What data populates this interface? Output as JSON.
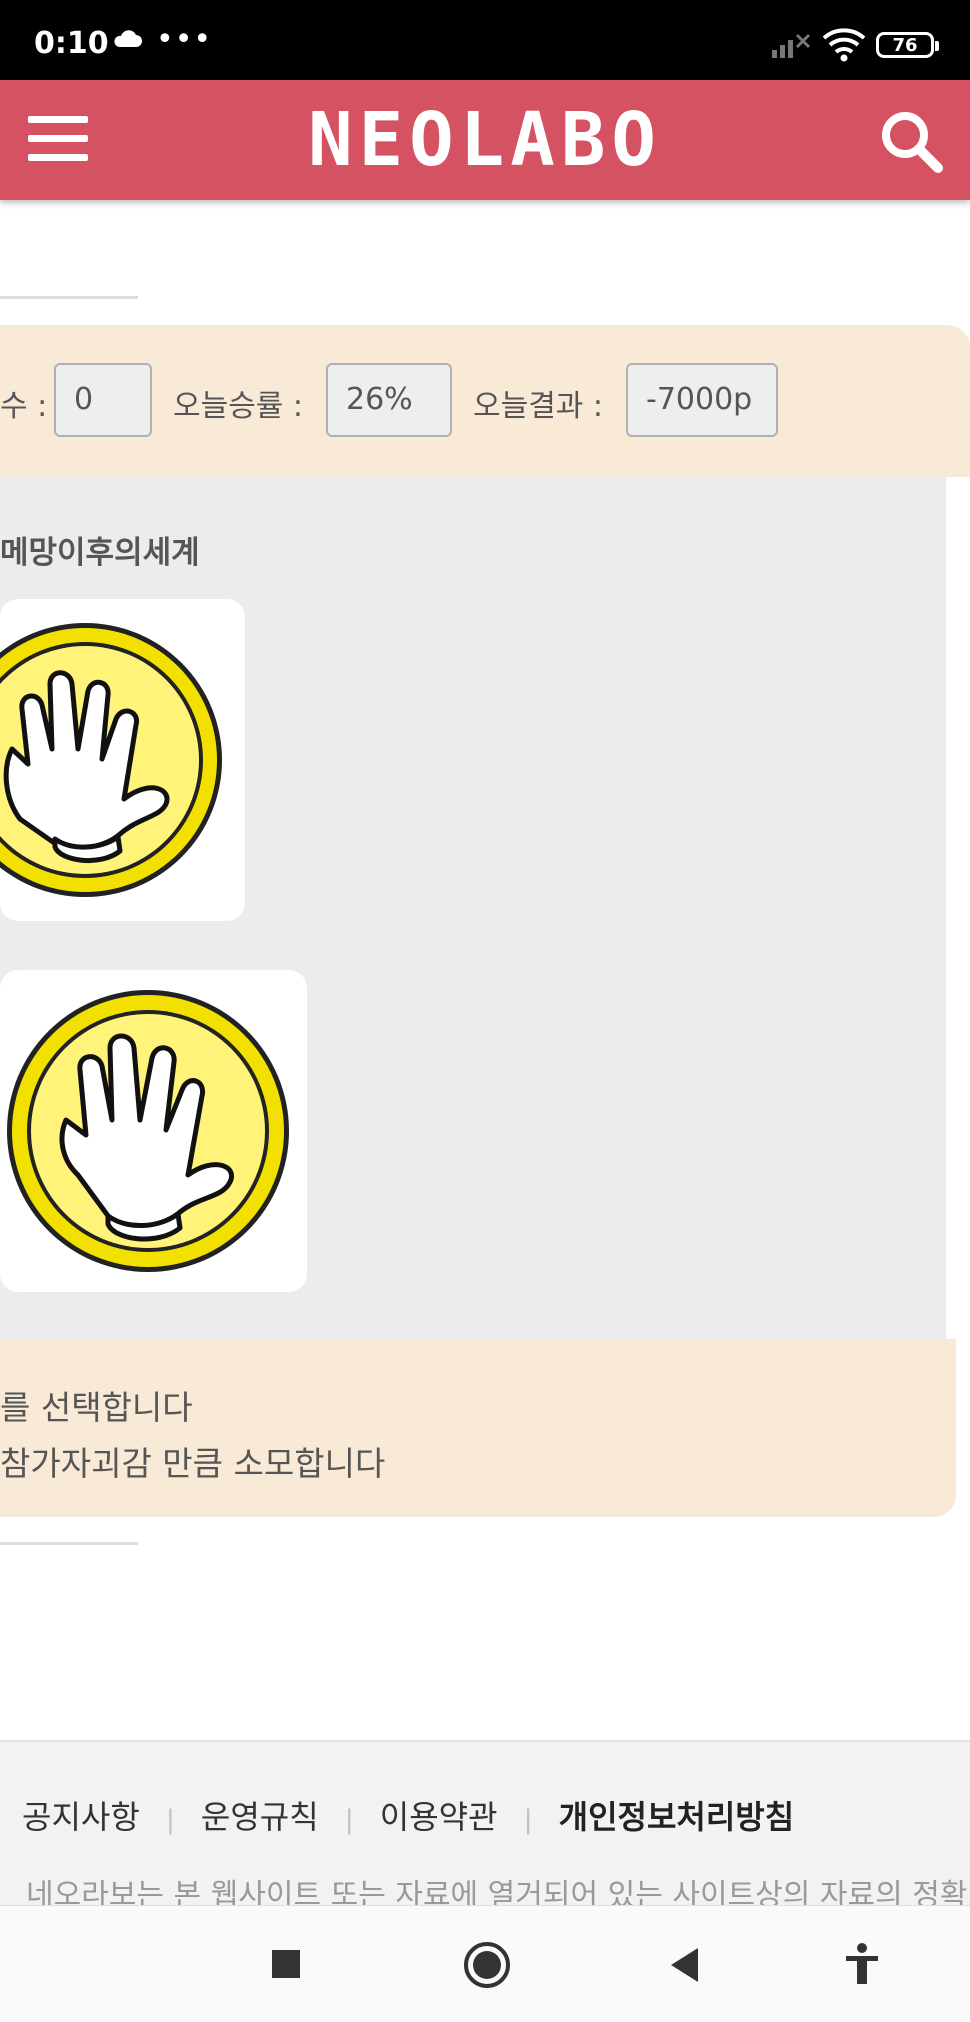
{
  "status_bar": {
    "time": "0:10",
    "dots": "•••",
    "battery": "76",
    "icons": [
      "cloud-icon",
      "signal-off-icon",
      "wifi-icon",
      "battery-icon"
    ]
  },
  "header": {
    "logo": "NEOLABO",
    "menu_icon": "hamburger-menu-icon",
    "search_icon": "search-icon",
    "color": "#d45261"
  },
  "stats": {
    "count_label": "수 :",
    "count_value": "0",
    "winrate_label": "오늘승률 :",
    "winrate_value": "26%",
    "result_label": "오늘결과 :",
    "result_value": "-7000p"
  },
  "game": {
    "title": "메망이후의세계",
    "choices": [
      {
        "icon": "paper-hand-icon"
      },
      {
        "icon": "paper-hand-icon"
      }
    ]
  },
  "messages": {
    "line1": "를 선택합니다",
    "line2": "참가자괴감 만큼 소모합니다"
  },
  "footer": {
    "links": [
      "공지사항",
      "운영규칙",
      "이용약관",
      "개인정보처리방침"
    ],
    "separator": "|",
    "description": "네오라보는 본 웹사이트 또는 자료에 열거되어 있는 사이트상의 자료의 정확"
  },
  "nav_bar": {
    "icons": [
      "recents-square-icon",
      "home-circle-icon",
      "back-triangle-icon",
      "accessibility-icon"
    ]
  }
}
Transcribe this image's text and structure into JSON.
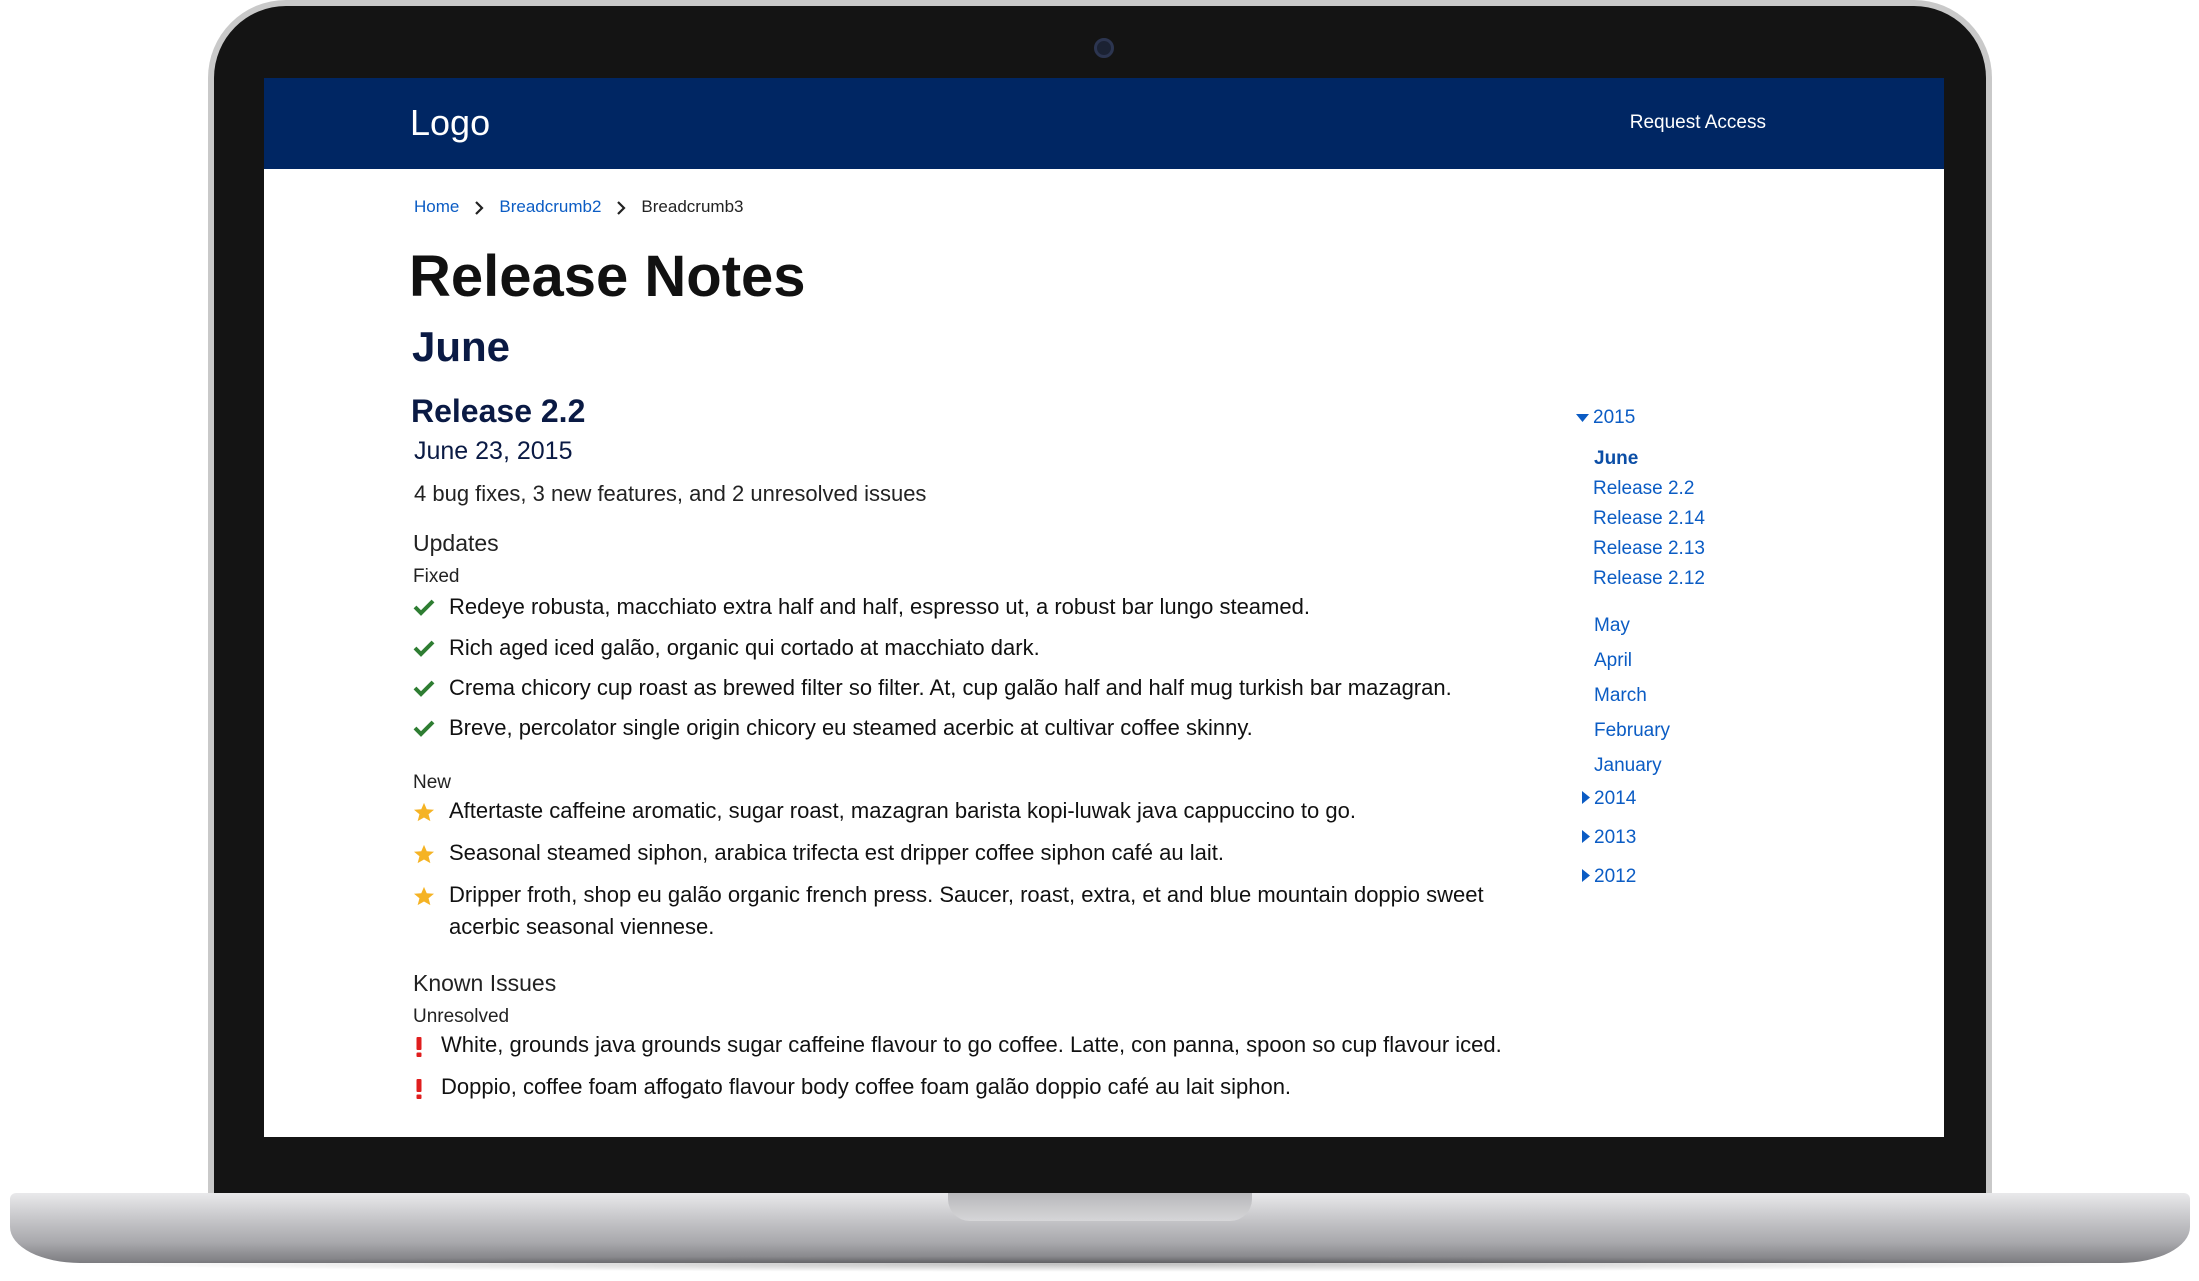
{
  "header": {
    "logo": "Logo",
    "request_access": "Request Access"
  },
  "breadcrumb": [
    "Home",
    "Breadcrumb2",
    "Breadcrumb3"
  ],
  "page": {
    "title": "Release Notes",
    "month": "June",
    "release_title": "Release 2.2",
    "release_date": "June 23, 2015",
    "summary": "4 bug fixes, 3 new features, and 2 unresolved issues"
  },
  "updates": {
    "heading": "Updates",
    "fixed_label": "Fixed",
    "fixed": [
      "Redeye robusta, macchiato extra half and half, espresso ut, a robust bar lungo steamed.",
      "Rich aged iced galão, organic qui cortado at macchiato dark.",
      "Crema chicory cup roast as brewed filter so filter. At, cup galão half and half mug turkish bar mazagran.",
      "Breve, percolator single origin chicory eu steamed acerbic at cultivar coffee skinny."
    ],
    "new_label": "New",
    "new": [
      "Aftertaste caffeine aromatic, sugar roast, mazagran barista kopi-luwak java cappuccino to go.",
      "Seasonal steamed siphon, arabica trifecta est dripper coffee siphon café au lait.",
      "Dripper froth, shop eu galão organic french press. Saucer, roast, extra, et and blue mountain doppio sweet acerbic seasonal viennese."
    ]
  },
  "known_issues": {
    "heading": "Known Issues",
    "unresolved_label": "Unresolved",
    "unresolved": [
      "White, grounds java grounds sugar caffeine flavour to go coffee. Latte, con panna, spoon so cup flavour iced.",
      "Doppio, coffee foam affogato flavour body coffee foam galão doppio café au lait siphon."
    ]
  },
  "sidebar": {
    "year_2015": "2015",
    "current_month": "June",
    "releases": [
      "Release 2.2",
      "Release 2.14",
      "Release 2.13",
      "Release 2.12"
    ],
    "months": [
      "May",
      "April",
      "March",
      "February",
      "January"
    ],
    "other_years": [
      "2014",
      "2013",
      "2012"
    ]
  },
  "colors": {
    "header_bg": "#002663",
    "link": "#0b5cc4",
    "check": "#2e7d32",
    "star": "#f5b324",
    "issue": "#e01e1e"
  },
  "icons": {
    "fixed": "check-icon",
    "new": "star-icon",
    "unresolved": "exclamation-icon",
    "expanded": "caret-down-icon",
    "collapsed": "caret-right-icon",
    "separator": "chevron-right-icon"
  }
}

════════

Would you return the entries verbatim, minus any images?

What data populates this interface? Output as JSON.
{
  "status_bar": {
    "time": "0:10",
    "dots": "•••",
    "battery": "76",
    "icons": [
      "cloud-icon",
      "signal-off-icon",
      "wifi-icon",
      "battery-icon"
    ]
  },
  "header": {
    "logo": "NEOLABO",
    "menu_icon": "hamburger-menu-icon",
    "search_icon": "search-icon",
    "color": "#d45261"
  },
  "stats": {
    "count_label": "수 :",
    "count_value": "0",
    "winrate_label": "오늘승률 :",
    "winrate_value": "26%",
    "result_label": "오늘결과 :",
    "result_value": "-7000p"
  },
  "game": {
    "title": "메망이후의세계",
    "choices": [
      {
        "icon": "paper-hand-icon"
      },
      {
        "icon": "paper-hand-icon"
      }
    ]
  },
  "messages": {
    "line1": "를 선택합니다",
    "line2": "참가자괴감 만큼 소모합니다"
  },
  "footer": {
    "links": [
      "공지사항",
      "운영규칙",
      "이용약관",
      "개인정보처리방침"
    ],
    "separator": "|",
    "description": "네오라보는 본 웹사이트 또는 자료에 열거되어 있는 사이트상의 자료의 정확"
  },
  "nav_bar": {
    "icons": [
      "recents-square-icon",
      "home-circle-icon",
      "back-triangle-icon",
      "accessibility-icon"
    ]
  }
}
Transcribe this image's text and structure into JSON.
{
  "header": {
    "logo": "Logo",
    "request_access": "Request Access"
  },
  "breadcrumb": [
    "Home",
    "Breadcrumb2",
    "Breadcrumb3"
  ],
  "page": {
    "title": "Release Notes",
    "month": "June",
    "release_title": "Release 2.2",
    "release_date": "June 23, 2015",
    "summary": "4 bug fixes, 3 new features, and 2 unresolved issues"
  },
  "updates": {
    "heading": "Updates",
    "fixed_label": "Fixed",
    "fixed": [
      "Redeye robusta, macchiato extra half and half, espresso ut, a robust bar lungo steamed.",
      "Rich aged iced galão, organic qui cortado at macchiato dark.",
      "Crema chicory cup roast as brewed filter so filter. At, cup galão half and half mug turkish bar mazagran.",
      "Breve, percolator single origin chicory eu steamed acerbic at cultivar coffee skinny."
    ],
    "new_label": "New",
    "new": [
      "Aftertaste caffeine aromatic, sugar roast, mazagran barista kopi-luwak java cappuccino to go.",
      "Seasonal steamed siphon, arabica trifecta est dripper coffee siphon café au lait.",
      "Dripper froth, shop eu galão organic french press. Saucer, roast, extra, et and blue mountain doppio sweet acerbic seasonal viennese."
    ]
  },
  "known_issues": {
    "heading": "Known Issues",
    "unresolved_label": "Unresolved",
    "unresolved": [
      "White, grounds java grounds sugar caffeine flavour to go coffee. Latte, con panna, spoon so cup flavour iced.",
      "Doppio, coffee foam affogato flavour body coffee foam galão doppio café au lait siphon."
    ]
  },
  "sidebar": {
    "year_2015": "2015",
    "current_month": "June",
    "releases": [
      "Release 2.2",
      "Release 2.14",
      "Release 2.13",
      "Release 2.12"
    ],
    "months": [
      "May",
      "April",
      "March",
      "February",
      "January"
    ],
    "other_years": [
      "2014",
      "2013",
      "2012"
    ]
  },
  "colors": {
    "header_bg": "#002663",
    "link": "#0b5cc4",
    "check": "#2e7d32",
    "star": "#f5b324",
    "issue": "#e01e1e"
  },
  "icons": {
    "fixed": "check-icon",
    "new": "star-icon",
    "unresolved": "exclamation-icon",
    "expanded": "caret-down-icon",
    "collapsed": "caret-right-icon",
    "separator": "chevron-right-icon"
  }
}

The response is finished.